Exercise material
##############################
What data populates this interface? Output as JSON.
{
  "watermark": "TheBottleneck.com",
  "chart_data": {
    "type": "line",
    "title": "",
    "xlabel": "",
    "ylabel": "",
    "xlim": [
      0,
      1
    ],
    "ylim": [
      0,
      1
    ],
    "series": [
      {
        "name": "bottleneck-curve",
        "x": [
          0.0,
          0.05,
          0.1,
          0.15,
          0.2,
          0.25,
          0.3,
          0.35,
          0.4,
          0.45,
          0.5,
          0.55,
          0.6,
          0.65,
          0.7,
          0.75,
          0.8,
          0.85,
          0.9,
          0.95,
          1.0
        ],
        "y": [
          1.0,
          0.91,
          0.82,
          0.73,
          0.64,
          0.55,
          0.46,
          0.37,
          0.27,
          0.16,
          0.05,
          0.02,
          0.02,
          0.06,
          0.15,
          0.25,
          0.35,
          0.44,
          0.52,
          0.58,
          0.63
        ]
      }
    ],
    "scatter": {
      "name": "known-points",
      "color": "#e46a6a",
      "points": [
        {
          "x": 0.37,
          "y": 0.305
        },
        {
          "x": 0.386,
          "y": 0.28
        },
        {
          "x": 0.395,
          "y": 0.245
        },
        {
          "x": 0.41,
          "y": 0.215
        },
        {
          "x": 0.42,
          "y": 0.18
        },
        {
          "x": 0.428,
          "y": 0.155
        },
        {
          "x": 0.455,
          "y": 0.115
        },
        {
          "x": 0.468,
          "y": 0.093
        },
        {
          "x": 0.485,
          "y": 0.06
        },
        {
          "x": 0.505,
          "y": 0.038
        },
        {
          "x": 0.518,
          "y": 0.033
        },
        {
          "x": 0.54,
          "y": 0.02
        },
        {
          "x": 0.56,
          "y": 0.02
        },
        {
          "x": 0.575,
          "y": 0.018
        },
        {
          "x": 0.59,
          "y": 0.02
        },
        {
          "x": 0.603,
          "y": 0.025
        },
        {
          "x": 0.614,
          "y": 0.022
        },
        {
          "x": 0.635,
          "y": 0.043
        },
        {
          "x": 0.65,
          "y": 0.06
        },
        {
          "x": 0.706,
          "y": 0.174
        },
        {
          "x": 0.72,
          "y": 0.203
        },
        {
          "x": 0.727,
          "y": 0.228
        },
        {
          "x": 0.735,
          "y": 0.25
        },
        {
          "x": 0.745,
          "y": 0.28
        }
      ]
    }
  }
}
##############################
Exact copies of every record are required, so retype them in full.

Exercise result
What data populates this interface? Output as JSON.
{
  "watermark": "TheBottleneck.com",
  "chart_data": {
    "type": "line",
    "title": "",
    "xlabel": "",
    "ylabel": "",
    "xlim": [
      0,
      1
    ],
    "ylim": [
      0,
      1
    ],
    "series": [
      {
        "name": "bottleneck-curve",
        "x": [
          0.0,
          0.05,
          0.1,
          0.15,
          0.2,
          0.25,
          0.3,
          0.35,
          0.4,
          0.45,
          0.5,
          0.55,
          0.6,
          0.65,
          0.7,
          0.75,
          0.8,
          0.85,
          0.9,
          0.95,
          1.0
        ],
        "y": [
          1.0,
          0.91,
          0.82,
          0.73,
          0.64,
          0.55,
          0.46,
          0.37,
          0.27,
          0.16,
          0.05,
          0.02,
          0.02,
          0.06,
          0.15,
          0.25,
          0.35,
          0.44,
          0.52,
          0.58,
          0.63
        ]
      }
    ],
    "scatter": {
      "name": "known-points",
      "color": "#e46a6a",
      "points": [
        {
          "x": 0.37,
          "y": 0.305
        },
        {
          "x": 0.386,
          "y": 0.28
        },
        {
          "x": 0.395,
          "y": 0.245
        },
        {
          "x": 0.41,
          "y": 0.215
        },
        {
          "x": 0.42,
          "y": 0.18
        },
        {
          "x": 0.428,
          "y": 0.155
        },
        {
          "x": 0.455,
          "y": 0.115
        },
        {
          "x": 0.468,
          "y": 0.093
        },
        {
          "x": 0.485,
          "y": 0.06
        },
        {
          "x": 0.505,
          "y": 0.038
        },
        {
          "x": 0.518,
          "y": 0.033
        },
        {
          "x": 0.54,
          "y": 0.02
        },
        {
          "x": 0.56,
          "y": 0.02
        },
        {
          "x": 0.575,
          "y": 0.018
        },
        {
          "x": 0.59,
          "y": 0.02
        },
        {
          "x": 0.603,
          "y": 0.025
        },
        {
          "x": 0.614,
          "y": 0.022
        },
        {
          "x": 0.635,
          "y": 0.043
        },
        {
          "x": 0.65,
          "y": 0.06
        },
        {
          "x": 0.706,
          "y": 0.174
        },
        {
          "x": 0.72,
          "y": 0.203
        },
        {
          "x": 0.727,
          "y": 0.228
        },
        {
          "x": 0.735,
          "y": 0.25
        },
        {
          "x": 0.745,
          "y": 0.28
        }
      ]
    }
  }
}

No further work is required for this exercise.